Seasonal Processes
Mars’ seasonal polar caps are composed primarily of carbon dioxide frost. This frost sublimates (changes from solid directly to gas) in the spring, boosting the pressure of Mars’ thin atmosphere. In the fall the carbon dioxide condenses, causing the polar caps to reach as far as ~550 degrees latitude by late winter. In the study of seasonal processes we observe the caps as they wax and wane to investigate both large scale effects on Mars as well as the local details of the sublimation and condensation processes. By learning about current processes on a local level we can learn more about how to interpret the geological record of climate changes on Mars. Mars Observer Camera (MOC) images from the Mars Global Surveyor spacecraft have shown an astonishing array of exotic landscapes as the southern seasonal cap sublimates, including spots, “spiders,” and fans.

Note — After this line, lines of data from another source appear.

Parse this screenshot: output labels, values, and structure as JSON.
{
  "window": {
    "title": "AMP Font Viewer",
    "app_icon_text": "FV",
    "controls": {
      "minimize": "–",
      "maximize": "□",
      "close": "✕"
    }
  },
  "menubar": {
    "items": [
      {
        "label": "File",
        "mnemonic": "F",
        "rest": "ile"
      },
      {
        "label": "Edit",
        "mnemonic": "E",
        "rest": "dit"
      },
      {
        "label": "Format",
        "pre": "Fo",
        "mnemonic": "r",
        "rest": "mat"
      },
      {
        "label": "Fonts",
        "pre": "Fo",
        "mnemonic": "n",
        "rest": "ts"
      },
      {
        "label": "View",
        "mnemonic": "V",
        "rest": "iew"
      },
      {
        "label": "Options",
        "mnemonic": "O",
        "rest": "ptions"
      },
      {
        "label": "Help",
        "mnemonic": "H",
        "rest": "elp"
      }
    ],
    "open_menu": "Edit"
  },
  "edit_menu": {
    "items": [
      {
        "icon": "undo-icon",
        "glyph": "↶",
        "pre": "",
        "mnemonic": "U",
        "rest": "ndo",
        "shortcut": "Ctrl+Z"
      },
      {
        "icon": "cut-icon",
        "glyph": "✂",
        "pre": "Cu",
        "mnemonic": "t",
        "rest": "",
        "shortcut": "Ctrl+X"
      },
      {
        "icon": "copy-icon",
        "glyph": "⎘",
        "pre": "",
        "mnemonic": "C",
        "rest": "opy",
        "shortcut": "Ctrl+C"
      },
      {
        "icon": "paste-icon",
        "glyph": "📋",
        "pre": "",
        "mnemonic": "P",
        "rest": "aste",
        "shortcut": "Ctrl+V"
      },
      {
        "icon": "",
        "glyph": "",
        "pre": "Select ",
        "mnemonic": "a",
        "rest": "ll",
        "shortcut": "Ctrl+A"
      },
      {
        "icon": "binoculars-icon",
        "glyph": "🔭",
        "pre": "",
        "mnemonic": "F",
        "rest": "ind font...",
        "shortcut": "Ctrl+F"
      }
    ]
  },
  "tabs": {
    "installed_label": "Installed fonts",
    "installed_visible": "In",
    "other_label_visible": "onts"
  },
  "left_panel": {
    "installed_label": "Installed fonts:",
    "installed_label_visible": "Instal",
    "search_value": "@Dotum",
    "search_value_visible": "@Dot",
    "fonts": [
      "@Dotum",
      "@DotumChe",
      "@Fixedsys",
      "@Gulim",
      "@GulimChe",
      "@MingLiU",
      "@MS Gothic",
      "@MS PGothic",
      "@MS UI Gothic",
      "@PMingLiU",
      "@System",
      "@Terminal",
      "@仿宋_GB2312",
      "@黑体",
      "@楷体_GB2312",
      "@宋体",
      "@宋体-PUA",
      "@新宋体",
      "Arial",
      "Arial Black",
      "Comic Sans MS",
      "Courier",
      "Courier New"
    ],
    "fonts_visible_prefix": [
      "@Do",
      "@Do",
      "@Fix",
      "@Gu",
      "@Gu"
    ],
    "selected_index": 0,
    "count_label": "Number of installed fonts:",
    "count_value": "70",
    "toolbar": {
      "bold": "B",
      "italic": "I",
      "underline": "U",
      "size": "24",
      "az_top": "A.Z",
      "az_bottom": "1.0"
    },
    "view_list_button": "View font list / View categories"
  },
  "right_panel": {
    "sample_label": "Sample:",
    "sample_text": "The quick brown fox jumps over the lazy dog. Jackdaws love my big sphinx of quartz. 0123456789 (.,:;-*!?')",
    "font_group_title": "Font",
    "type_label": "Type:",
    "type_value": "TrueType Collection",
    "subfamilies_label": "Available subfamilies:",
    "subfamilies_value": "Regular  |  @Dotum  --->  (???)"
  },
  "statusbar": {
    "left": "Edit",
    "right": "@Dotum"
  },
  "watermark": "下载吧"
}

A region we plan to investigate near the south pole has been called the “cryptic” terrain because it seems to stay quite cold even after the disappearance of bright frost.

Major Science Questions for This Theme
What happens in the spring as the seasonal cap sublimes? What happens in the fall as frost condenses? What controls the extent of the seasonal polar cap each year? What controls the sublimation and condensation of the seasonal frost on a local level (topography, albedo of underlying terrain)? What is going on in the cryptic terrain at the southern polar cap? How do dust storms affect the local weather at the polar cap edge? What are the wind patterns and how do they change over the course of a season? Are geysers active as the caps sublimate? Is that what causes the spots and fans?

Relationship to Other Science Themes
This theme is closely related to the climate change and polar geology themes. Polar geology is primarily focused on the permanent polar deposits in contrast to this theme which is concerned with behavior of the seasonal cap. Climate change is an extension of seasonal processes in which we look for long-term trends that surpass seasonal variability.

Features of Interest Potentially Visible at HiRISE Scale
One example of many phenomena we would like to observe is the evolution of a “spot” to a “fan” as the seasonal cap retreats in the spring. Is a spot formed in a locally dark region that gets warmer faster than its surroundings, then grows? Is the darker material very fine and does it get blown across the surface of the brighter surrounding ice to form a fan? Or is the darker material lofted by Triton-like plumes such as those observed by Voyager 2? The high resolution and high signal-to-noise ratio of the HiRISE images along with stereo coverage will give us our best ever view of these unearthly terrains.